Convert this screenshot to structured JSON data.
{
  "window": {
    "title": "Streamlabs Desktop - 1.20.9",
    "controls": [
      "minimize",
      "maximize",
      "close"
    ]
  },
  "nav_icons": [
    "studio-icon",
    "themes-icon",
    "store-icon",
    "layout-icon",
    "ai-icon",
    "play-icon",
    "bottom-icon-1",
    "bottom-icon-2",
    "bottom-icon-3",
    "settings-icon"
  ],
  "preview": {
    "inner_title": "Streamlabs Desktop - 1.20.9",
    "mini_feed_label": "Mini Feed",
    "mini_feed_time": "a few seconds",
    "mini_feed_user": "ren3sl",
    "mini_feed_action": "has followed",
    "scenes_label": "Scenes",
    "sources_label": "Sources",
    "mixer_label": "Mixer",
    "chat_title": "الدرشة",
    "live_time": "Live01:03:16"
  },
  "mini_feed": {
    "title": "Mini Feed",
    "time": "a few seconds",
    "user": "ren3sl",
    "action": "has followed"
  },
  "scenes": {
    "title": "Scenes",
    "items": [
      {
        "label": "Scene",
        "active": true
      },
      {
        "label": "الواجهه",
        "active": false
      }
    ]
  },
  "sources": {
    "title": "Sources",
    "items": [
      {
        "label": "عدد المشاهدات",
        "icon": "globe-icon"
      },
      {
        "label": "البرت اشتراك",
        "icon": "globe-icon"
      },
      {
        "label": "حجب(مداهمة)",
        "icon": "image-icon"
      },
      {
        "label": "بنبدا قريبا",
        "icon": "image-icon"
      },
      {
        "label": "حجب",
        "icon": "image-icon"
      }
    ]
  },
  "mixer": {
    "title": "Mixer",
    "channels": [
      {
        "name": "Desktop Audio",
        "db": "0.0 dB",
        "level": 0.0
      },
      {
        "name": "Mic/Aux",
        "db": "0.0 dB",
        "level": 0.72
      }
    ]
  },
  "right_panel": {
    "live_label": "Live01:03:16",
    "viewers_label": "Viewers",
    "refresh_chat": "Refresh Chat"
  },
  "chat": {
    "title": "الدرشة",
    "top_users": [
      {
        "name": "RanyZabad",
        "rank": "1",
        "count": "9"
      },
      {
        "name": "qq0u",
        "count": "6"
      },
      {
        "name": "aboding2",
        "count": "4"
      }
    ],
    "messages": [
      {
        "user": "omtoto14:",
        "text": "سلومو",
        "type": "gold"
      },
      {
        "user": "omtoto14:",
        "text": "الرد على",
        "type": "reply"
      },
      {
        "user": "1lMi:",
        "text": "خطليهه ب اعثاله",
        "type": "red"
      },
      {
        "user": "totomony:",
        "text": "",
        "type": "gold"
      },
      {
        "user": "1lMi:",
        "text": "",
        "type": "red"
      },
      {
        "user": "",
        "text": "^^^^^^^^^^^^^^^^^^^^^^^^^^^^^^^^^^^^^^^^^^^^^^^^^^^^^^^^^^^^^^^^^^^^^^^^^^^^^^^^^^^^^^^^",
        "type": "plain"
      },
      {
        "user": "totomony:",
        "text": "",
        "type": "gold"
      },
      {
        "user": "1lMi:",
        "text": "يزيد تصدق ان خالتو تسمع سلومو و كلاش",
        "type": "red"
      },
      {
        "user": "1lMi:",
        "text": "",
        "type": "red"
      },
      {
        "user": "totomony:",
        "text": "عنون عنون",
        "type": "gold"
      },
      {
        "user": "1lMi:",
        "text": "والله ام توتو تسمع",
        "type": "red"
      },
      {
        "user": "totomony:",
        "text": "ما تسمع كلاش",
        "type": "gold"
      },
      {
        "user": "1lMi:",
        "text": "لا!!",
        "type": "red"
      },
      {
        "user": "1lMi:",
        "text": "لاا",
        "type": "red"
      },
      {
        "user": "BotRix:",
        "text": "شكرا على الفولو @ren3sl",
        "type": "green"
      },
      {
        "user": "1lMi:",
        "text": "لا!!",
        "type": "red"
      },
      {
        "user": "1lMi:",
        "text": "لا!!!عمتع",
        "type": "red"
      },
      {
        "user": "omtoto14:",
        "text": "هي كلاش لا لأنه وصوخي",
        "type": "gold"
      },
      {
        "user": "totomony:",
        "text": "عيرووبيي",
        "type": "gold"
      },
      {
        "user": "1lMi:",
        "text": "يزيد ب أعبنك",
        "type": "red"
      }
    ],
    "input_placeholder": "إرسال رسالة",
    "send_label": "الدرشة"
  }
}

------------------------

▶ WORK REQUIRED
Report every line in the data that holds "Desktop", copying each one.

▶ PROBLEM SOLUTION
    "title": "Streamlabs Desktop - 1.20.9",
    "inner_title": "Streamlabs Desktop - 1.20.9",
        "name": "Desktop Audio",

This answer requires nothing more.